But, you may stumble on border cases, maybe involving bugs (many many and not enough programmers). Vocabulary becomes then harder to follow because we must determine if the cause is a mistake in LO or OS usage or internal to LO. I’m no LO developer, only an enlightened power user trying to return the benefit and comfort I got for free from LO.

What is difficult is to appraise the skills of the “asker” (simultaneously in typography, LO usage and computer “fluency”) from the way the question is written. Add to that the “regulars” here (only a handful) get tired by the laziness of many not opening Tools>Help nor reading the free downloadable manual where up to 80% of the answers (usually about how to use LO) can be found. They become aroused by this, which may explain the terseness or tone of their answers. The other 20% are really challenging questions or bugs.

PS: I disagree on the downvote for your question on “strange characters”. This is one challenging question for me.

I research every single question before I ask it to see if anyone had the problem before, not just here, but usually on a general search. I also read the manual. Sometimes that is still not enough! I am really struggling with the unusual characters as I don’t know if they will appear in a self-published book…seeing as they appear all over the place whenever I copy and paste. It seems likely self-publishing software might do the same. It is really annoying as the grammar editor I use tells me I have a zillion mistakes…I suppose a PDF would not include them???

No PDF will also include them. It seems you have a problem at a critical level of your computer, but the correct place to discuss it is in your ad-hoc question.

Are you writing a Web Page in HTML? if so you need to define the Character set like: and that may help.

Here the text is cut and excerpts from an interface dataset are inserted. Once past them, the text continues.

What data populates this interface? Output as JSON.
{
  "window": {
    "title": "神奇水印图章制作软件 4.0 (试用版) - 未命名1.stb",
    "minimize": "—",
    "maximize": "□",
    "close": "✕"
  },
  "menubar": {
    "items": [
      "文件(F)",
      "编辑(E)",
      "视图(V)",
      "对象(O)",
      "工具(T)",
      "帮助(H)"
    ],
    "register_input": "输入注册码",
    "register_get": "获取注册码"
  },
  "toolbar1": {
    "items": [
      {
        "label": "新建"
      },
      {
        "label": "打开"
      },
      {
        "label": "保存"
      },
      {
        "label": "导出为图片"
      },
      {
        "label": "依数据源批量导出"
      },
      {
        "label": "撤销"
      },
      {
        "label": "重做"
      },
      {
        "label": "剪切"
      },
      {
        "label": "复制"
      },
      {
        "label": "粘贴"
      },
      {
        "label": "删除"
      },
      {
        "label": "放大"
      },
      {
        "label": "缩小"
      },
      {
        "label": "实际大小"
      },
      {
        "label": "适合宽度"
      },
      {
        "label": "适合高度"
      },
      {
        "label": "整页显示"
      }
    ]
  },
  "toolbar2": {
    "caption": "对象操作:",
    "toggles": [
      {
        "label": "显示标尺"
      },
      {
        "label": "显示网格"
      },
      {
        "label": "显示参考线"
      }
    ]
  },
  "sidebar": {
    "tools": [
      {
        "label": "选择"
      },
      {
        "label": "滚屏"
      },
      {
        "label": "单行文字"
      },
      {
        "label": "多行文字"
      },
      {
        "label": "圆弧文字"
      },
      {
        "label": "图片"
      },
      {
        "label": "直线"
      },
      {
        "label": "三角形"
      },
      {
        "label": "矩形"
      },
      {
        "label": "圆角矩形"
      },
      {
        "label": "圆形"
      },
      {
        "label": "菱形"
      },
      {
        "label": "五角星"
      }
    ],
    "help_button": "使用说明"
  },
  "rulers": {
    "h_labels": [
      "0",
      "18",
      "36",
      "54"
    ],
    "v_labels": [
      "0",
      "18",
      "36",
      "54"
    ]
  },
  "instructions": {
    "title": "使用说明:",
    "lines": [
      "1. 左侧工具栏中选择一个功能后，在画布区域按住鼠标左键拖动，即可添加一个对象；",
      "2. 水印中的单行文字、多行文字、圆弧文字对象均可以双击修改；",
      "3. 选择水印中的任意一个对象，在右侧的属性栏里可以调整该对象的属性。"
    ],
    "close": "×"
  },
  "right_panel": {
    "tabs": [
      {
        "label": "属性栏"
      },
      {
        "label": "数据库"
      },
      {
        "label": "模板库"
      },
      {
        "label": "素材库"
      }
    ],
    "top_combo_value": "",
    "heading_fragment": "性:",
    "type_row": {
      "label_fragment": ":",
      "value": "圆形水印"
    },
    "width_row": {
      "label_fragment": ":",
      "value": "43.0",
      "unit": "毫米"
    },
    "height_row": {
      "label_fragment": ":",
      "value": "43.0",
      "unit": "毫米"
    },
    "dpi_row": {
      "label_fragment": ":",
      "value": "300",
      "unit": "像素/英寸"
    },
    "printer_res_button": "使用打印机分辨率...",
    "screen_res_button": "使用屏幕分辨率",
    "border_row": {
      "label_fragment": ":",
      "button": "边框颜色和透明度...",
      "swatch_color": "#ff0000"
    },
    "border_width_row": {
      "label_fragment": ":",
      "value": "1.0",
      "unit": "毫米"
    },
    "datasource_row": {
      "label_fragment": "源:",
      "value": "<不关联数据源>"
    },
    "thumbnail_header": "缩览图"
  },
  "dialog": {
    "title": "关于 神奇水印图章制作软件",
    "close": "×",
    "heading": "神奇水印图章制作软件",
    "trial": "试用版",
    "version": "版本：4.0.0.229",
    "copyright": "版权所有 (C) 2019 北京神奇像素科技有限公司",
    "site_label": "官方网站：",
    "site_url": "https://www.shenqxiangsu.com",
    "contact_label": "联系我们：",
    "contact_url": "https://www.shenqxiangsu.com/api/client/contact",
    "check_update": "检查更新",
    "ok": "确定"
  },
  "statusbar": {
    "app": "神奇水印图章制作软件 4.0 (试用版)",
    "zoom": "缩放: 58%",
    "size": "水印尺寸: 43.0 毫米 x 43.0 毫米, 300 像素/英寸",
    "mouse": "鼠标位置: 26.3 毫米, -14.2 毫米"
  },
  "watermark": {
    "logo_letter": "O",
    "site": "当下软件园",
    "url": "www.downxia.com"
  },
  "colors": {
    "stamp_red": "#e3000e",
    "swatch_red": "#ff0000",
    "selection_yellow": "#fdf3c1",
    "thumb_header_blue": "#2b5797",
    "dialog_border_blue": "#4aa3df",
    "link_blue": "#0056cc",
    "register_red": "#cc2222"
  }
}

No. Trying to format a book.

I asked because in the early 2000s I would try and validate a web page I was working on and get such characters.